A routine then must not only work for the students but it also must work for you as a teacher. As mentioned previously this article is not meant to tell you as a professional what kind of routine to have in your room or how to run a classroom routine. Instead the intended message is that the importance of a routine is more powerful than we realize. Whether in my case I allow students an opportunity to socialize or rest their heads as students they know this exists everyday and is guaranteed to them in our classroom routine. However, part of that routine are the consequences for not following the routine itself. These consequences are also routine, from gentle reminders to eventual loss of privileges. They are never made up on the spot, they are always made aware of what their next consequence will be. If the time comes when it is time to take away a class from a student that is chronically sleeping during the day, they know what to expect, zero surprises and that even brings a sense of stability whereas that may not occur in their home life.
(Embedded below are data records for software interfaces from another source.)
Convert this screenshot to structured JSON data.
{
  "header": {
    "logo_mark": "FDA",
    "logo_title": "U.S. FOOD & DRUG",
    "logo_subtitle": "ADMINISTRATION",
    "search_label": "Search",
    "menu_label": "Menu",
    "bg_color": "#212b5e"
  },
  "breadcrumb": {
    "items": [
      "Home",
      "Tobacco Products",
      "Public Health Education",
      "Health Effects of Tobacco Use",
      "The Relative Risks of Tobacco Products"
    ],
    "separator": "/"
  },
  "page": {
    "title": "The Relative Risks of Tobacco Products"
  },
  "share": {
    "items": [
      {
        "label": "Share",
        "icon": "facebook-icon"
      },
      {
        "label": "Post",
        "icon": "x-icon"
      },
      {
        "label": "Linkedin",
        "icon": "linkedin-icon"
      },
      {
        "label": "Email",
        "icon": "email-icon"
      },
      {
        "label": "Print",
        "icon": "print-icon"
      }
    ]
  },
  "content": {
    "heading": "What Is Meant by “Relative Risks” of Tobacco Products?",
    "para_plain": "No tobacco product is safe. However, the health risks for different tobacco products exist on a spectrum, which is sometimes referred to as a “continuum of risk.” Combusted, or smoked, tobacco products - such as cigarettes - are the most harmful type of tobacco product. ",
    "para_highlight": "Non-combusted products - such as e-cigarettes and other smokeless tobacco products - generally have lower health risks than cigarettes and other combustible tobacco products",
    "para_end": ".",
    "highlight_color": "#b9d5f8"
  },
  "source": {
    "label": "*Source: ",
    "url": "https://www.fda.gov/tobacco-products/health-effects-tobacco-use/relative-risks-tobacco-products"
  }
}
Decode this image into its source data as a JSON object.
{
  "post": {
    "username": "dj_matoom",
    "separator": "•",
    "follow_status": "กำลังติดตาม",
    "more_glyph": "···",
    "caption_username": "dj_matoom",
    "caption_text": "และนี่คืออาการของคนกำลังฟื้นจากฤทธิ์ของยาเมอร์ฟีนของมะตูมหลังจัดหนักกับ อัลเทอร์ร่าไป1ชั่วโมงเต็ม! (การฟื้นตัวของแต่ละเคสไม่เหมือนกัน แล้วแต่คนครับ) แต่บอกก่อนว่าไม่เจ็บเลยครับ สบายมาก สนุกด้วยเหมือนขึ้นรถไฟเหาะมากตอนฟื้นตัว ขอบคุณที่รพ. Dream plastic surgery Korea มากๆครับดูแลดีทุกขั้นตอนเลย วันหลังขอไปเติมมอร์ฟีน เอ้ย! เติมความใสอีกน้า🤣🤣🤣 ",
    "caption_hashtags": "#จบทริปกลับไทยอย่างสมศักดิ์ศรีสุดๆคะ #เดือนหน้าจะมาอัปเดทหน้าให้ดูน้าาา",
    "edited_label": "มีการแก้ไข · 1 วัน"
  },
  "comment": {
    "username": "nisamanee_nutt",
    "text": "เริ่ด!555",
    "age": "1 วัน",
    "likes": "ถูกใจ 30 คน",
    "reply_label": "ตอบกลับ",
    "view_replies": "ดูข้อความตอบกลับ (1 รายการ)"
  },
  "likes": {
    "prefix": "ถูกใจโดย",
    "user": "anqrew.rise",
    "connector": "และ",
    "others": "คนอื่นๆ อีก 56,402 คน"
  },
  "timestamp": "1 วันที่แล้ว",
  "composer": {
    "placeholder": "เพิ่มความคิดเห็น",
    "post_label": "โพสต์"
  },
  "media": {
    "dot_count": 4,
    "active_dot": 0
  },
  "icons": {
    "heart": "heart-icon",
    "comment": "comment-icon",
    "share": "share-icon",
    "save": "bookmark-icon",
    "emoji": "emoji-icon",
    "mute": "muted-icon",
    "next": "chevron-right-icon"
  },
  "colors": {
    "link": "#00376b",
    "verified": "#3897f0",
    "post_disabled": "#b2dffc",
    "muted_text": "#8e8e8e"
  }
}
A final note about routine is that I am fully aware how often and quickly routine can break down in any classroom due to many other factors such as announcements, assemblies, classes getting cancelled, and the daily interruptions that all add up to the chaos that we face as teachers each day. I am certainly no stranger to this. That is why as I have previously stated keep your routines simple and easy, and grow them as your students grow. For me, some of the biggest routines happen during the two 15 minutes blocks then almost nothing interrupts them during the day. All my other routines such as lining up and expected classroom behavior happens on the go is constantly being worked on everyday. There is no secret formula to routine what worked one year may not the next. However as teachers if we can provide even the smallest and simplest routines for our students each day as they enter our classrooms we can make a world of a difference in their lives.